Counterfeiting (printing fake currency notes/bills) is a problem in all countries, including Turkey. You need to be on your guard.
You Can Buy Them on the Street!
Walking in Istanbul, I saw a street seller with a small portable table. On the table were stacks of US dollars, Turkish liras, and euros: notes of 5, 10, 20, 100, 200… Stacks of them, bound with rubber bands, for sale.
I looked closely at the notes and each had printed on it the word “GEÇERSİZDİR,” which means “Non-negotiable.” In other words, fake. Worthless. Sahte (“Fake” in Turkish).
It was on the US dollar bills, the euros, the Turkish liras. I could have bought a stack of fake US $100 bills for a few real Turkish liras.
A foreign visitor looking closely—as I did—at the dollar and euro notes might see the unfamiliar term GEÇERSİZDİR printed inconspicuously in the corner of each note. Perhaps we’d think it was some bank’s addition, like those marks, scribbles and small rubber stamps sometimes seen on dollar and euro notes in other countries.
But what about the Turkish liras? A Turkish word on a Turkish lira note? We’d probably not notice. The only reason I found it was because I couldn’t believe a guy was selling stacks of currency on the street. And when I finally noticed it, I knew what it meant.
Would you notice it? If you did, would you know it shouldn’t be on a valid Turkish Lira note?
Notes from Banks are Safe. But…
Banks in Turkey and many other countries have currency-counting machines that not only count currency notes, but test the notes for authenticity. If the machine rejects a note, the bank will not accept it. Turkish merchants tell me they periodically receive counterfeit notes, which means they’ve lost money. “We just tear them up,” says one.
Entering a museum recently, I handed the clerk a TL20 note in payment and noticed that she passed it beneath an ultraviolet (“black,” or UVA) lamp before accepting it. (Official markings visible only under ultraviolet light are one common security feature of authentic currency notes.)
If you exchange currency notes at a bank, you’ll almost certainly receive legal notes. At a currency exchange office, the notes will probably be legal, but you should check to be sure. From a merchant, be sure to check.
From someone on the street? Your chances of receiving fake notes is high.
How to Recognize Legal Banknotes
All legal notes have sophisticated, difficult-to-duplicate security features. You should be aware of them, learn to recognize at least some of them, and examine closely any notes coming from unfamiliar sources, or in suspect transactions.

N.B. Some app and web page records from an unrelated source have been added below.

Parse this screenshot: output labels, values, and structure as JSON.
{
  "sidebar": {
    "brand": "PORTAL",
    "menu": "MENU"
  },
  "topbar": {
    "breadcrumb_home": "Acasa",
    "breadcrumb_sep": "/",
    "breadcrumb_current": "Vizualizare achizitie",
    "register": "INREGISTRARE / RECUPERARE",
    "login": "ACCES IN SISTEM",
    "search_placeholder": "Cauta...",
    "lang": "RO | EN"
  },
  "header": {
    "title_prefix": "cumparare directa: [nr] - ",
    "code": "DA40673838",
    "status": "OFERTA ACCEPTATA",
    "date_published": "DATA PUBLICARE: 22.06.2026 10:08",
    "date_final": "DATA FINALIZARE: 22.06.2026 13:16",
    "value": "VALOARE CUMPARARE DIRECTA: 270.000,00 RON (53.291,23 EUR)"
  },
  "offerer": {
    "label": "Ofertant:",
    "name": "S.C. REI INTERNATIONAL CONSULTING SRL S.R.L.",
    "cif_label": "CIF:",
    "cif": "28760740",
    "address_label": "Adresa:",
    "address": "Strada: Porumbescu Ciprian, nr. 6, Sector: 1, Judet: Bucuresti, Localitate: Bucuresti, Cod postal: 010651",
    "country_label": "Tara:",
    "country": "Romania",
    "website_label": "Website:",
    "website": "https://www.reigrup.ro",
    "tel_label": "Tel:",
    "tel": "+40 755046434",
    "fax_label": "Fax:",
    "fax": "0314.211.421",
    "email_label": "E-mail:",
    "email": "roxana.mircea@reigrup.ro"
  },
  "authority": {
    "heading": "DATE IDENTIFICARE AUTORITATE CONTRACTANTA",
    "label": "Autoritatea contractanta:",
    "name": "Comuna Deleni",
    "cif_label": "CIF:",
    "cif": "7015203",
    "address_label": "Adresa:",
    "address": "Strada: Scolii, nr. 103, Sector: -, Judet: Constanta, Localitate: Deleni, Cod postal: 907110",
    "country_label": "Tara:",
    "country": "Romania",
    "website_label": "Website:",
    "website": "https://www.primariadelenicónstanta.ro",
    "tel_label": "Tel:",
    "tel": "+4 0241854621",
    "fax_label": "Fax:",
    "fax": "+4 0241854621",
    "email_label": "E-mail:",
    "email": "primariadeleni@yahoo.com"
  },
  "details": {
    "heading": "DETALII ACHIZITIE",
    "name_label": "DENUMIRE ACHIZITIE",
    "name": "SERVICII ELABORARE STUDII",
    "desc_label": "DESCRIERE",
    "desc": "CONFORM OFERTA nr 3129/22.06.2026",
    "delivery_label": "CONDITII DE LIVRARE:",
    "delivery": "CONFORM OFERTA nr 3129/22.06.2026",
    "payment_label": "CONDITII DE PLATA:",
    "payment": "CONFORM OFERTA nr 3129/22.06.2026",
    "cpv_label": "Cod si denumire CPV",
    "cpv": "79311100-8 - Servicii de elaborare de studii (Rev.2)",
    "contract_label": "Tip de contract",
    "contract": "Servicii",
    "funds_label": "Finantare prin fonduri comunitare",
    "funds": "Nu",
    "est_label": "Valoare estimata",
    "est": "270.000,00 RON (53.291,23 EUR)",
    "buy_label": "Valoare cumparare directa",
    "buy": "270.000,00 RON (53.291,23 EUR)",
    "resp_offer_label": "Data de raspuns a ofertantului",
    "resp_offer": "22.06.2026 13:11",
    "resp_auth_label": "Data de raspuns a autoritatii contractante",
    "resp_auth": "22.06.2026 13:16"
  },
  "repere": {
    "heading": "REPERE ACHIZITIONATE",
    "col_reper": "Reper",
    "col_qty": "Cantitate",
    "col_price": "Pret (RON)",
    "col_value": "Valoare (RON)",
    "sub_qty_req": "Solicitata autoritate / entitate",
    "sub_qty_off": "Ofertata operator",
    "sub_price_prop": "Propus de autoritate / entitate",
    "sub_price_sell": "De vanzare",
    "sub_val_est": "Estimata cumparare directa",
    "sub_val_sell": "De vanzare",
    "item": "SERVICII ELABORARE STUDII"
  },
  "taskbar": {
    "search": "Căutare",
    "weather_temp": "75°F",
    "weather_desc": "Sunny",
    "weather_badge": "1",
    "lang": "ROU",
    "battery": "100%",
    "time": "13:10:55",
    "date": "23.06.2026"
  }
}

If you plan to buy, exchange or use a significant amount of currency notes, you may want to buy a small, pocket UVA ultraviolet flashlight/torch to carry with you. (Inexpensive lights are sold for the detection of otherwise-invisible pet urine stains.) Be sure it’s a UVA (320-400 nm) lamp, the most common and inexpensive type, as that is the frequency of UV light used for currency security measures. UVB and UVC are used for different purposes, and will not work for checking currency.
—by Tom Brosnahan
|About Turkish Money|